About this exercise:
Tally the lines below that include "Manager" and give only the total.

Dataset rows describing interfaces:
==================================================
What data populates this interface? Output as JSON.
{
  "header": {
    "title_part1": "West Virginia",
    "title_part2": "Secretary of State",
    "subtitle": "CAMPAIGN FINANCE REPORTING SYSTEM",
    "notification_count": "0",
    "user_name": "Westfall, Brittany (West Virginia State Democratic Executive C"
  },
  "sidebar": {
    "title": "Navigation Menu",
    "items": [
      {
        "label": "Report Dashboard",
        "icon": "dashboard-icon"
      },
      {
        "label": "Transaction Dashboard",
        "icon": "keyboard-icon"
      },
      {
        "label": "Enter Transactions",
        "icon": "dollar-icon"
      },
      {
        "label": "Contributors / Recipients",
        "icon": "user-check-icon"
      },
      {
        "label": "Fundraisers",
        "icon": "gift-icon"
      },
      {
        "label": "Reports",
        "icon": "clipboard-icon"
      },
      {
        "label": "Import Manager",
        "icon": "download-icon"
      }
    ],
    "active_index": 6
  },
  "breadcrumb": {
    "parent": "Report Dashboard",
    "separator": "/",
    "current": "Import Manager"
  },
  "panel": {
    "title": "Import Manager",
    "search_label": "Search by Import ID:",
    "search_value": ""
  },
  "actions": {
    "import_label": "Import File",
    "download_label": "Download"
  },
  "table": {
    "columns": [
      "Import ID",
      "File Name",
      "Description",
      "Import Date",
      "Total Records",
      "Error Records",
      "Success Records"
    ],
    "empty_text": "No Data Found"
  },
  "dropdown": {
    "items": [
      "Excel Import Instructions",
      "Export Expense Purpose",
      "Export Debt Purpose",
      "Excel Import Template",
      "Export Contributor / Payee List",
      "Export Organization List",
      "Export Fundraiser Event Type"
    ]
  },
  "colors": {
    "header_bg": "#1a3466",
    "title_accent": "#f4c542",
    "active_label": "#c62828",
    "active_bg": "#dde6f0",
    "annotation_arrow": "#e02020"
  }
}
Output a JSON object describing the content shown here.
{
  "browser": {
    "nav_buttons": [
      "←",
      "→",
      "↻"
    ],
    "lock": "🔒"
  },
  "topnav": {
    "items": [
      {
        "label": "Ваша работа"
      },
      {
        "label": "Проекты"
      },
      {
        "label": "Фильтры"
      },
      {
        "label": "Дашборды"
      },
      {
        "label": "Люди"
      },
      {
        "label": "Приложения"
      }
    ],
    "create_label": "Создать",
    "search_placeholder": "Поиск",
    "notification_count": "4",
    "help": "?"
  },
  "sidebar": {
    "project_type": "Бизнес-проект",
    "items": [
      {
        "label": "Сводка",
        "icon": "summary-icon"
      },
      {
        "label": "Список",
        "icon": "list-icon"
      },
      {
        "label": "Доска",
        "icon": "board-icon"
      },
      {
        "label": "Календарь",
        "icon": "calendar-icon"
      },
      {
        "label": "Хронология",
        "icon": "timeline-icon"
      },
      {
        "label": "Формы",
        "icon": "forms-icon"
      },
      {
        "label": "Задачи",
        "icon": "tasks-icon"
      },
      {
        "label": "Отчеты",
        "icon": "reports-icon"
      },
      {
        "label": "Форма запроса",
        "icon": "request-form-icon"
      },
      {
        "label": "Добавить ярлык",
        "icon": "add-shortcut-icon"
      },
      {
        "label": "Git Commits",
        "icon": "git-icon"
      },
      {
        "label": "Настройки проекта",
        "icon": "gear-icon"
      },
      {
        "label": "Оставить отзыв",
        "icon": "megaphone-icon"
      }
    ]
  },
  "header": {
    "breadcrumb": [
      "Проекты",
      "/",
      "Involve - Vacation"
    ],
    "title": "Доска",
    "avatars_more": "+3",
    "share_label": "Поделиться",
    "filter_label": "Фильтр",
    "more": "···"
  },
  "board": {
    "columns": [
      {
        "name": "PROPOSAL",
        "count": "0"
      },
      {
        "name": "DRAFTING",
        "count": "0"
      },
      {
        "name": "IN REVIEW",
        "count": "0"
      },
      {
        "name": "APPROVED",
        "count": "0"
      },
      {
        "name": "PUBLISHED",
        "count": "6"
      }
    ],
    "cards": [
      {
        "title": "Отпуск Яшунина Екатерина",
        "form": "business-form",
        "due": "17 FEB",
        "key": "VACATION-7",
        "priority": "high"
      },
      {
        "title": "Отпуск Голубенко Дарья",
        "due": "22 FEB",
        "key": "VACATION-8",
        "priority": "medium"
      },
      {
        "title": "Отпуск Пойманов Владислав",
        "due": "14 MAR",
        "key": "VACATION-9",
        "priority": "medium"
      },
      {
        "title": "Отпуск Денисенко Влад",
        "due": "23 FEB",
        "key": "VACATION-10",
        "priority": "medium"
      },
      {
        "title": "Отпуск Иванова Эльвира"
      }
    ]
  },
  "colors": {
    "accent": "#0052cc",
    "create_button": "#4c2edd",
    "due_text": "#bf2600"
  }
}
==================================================
Worked solution:
3